= TASK DIRECTIONS =
The response must be made up of the lines in the entries below that contain "JSON".

= MATERIAL PROVIDED =
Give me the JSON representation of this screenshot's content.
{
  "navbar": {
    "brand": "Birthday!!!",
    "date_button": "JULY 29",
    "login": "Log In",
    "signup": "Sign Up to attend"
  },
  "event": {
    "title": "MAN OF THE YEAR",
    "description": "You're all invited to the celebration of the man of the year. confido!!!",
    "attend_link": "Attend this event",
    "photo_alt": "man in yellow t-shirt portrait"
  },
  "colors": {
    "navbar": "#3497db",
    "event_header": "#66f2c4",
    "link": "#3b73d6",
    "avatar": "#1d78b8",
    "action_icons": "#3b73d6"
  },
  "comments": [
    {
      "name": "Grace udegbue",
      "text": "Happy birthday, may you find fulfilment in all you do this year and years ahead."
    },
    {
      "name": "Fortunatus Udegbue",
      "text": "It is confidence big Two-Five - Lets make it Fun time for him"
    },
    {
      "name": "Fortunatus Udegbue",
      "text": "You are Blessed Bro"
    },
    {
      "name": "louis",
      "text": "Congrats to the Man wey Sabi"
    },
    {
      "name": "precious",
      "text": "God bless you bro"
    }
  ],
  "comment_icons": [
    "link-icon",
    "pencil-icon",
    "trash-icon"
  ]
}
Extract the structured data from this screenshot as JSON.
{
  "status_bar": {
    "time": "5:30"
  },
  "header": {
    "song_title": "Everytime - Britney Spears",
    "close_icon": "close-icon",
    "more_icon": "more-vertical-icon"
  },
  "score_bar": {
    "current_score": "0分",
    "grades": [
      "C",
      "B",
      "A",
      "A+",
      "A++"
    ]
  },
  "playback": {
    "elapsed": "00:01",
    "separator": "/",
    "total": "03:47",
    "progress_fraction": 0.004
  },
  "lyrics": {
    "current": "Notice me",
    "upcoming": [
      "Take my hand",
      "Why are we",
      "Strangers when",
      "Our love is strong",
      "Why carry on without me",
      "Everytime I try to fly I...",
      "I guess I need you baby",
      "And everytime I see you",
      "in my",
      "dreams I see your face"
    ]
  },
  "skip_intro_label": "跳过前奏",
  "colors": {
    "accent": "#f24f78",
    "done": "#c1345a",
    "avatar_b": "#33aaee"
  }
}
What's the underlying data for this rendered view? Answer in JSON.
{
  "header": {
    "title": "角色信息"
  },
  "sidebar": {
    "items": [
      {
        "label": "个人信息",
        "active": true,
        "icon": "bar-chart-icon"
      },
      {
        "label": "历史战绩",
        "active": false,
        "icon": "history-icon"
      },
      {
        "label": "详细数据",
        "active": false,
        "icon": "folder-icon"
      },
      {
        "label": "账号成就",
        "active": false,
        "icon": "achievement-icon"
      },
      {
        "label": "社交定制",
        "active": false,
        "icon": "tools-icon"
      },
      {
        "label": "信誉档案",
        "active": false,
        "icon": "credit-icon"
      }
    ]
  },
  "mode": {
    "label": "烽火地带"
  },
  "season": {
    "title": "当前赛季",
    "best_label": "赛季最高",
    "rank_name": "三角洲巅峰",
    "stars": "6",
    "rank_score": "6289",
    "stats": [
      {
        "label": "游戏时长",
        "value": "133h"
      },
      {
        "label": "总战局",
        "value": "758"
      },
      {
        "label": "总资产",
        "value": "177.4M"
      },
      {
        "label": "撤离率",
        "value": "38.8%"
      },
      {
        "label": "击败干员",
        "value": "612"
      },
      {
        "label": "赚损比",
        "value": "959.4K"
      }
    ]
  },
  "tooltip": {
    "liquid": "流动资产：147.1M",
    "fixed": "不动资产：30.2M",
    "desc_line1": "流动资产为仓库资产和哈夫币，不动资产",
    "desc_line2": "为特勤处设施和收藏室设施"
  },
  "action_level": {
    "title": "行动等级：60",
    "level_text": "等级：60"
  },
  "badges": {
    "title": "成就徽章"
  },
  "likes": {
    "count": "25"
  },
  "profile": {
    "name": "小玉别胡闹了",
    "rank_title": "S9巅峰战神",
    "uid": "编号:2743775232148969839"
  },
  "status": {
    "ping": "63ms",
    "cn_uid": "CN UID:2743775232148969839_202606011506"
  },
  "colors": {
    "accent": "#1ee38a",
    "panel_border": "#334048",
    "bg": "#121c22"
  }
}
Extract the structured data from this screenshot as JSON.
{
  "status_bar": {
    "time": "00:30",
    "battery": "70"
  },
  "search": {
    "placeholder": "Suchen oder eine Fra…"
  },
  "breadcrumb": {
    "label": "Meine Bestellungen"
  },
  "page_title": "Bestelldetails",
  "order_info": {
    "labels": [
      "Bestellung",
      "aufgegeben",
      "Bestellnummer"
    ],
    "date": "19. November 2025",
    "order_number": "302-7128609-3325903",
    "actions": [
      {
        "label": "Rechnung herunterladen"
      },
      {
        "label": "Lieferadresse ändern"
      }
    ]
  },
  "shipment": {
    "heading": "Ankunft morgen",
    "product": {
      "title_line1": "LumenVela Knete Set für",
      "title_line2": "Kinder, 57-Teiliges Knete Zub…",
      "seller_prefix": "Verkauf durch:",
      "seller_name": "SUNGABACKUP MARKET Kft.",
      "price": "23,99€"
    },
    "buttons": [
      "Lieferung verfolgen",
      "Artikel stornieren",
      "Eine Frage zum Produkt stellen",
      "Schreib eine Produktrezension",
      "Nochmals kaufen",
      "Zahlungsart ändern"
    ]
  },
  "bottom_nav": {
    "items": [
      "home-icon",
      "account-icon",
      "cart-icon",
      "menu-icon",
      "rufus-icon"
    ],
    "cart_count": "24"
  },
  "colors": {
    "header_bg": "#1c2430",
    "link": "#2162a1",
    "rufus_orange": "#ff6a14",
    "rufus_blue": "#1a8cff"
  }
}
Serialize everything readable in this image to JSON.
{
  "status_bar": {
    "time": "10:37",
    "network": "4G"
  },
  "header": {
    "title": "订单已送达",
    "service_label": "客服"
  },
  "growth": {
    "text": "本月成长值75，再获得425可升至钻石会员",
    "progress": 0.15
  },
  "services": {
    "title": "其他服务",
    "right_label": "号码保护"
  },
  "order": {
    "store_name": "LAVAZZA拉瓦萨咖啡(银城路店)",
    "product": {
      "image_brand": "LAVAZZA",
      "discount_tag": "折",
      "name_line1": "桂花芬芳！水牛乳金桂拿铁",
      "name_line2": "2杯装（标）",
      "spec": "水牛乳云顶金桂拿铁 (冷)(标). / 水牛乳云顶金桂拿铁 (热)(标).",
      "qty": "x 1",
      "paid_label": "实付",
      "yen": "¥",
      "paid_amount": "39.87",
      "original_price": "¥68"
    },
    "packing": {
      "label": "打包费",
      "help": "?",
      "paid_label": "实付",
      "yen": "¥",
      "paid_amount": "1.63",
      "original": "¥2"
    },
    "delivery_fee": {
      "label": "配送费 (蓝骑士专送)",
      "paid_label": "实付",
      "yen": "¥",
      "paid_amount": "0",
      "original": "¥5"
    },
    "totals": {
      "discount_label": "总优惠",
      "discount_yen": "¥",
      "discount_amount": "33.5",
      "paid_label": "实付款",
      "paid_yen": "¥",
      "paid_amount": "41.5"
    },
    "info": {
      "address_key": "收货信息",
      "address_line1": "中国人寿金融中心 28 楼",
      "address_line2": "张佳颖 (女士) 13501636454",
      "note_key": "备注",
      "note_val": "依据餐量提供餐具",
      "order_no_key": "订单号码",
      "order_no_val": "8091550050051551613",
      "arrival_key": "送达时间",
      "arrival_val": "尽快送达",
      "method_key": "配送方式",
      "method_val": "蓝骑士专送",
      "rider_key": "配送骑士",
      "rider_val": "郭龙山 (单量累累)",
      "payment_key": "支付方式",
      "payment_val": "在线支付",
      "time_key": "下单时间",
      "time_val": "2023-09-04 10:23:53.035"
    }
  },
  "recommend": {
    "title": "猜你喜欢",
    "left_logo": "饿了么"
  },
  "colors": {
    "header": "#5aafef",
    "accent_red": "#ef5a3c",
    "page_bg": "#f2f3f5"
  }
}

= EXERCISE RESULT =
Give me the JSON representation of this screenshot's content.
Extract the structured data from this screenshot as JSON.
What's the underlying data for this rendered view? Answer in JSON.
Extract the structured data from this screenshot as JSON.
Serialize everything readable in this image to JSON.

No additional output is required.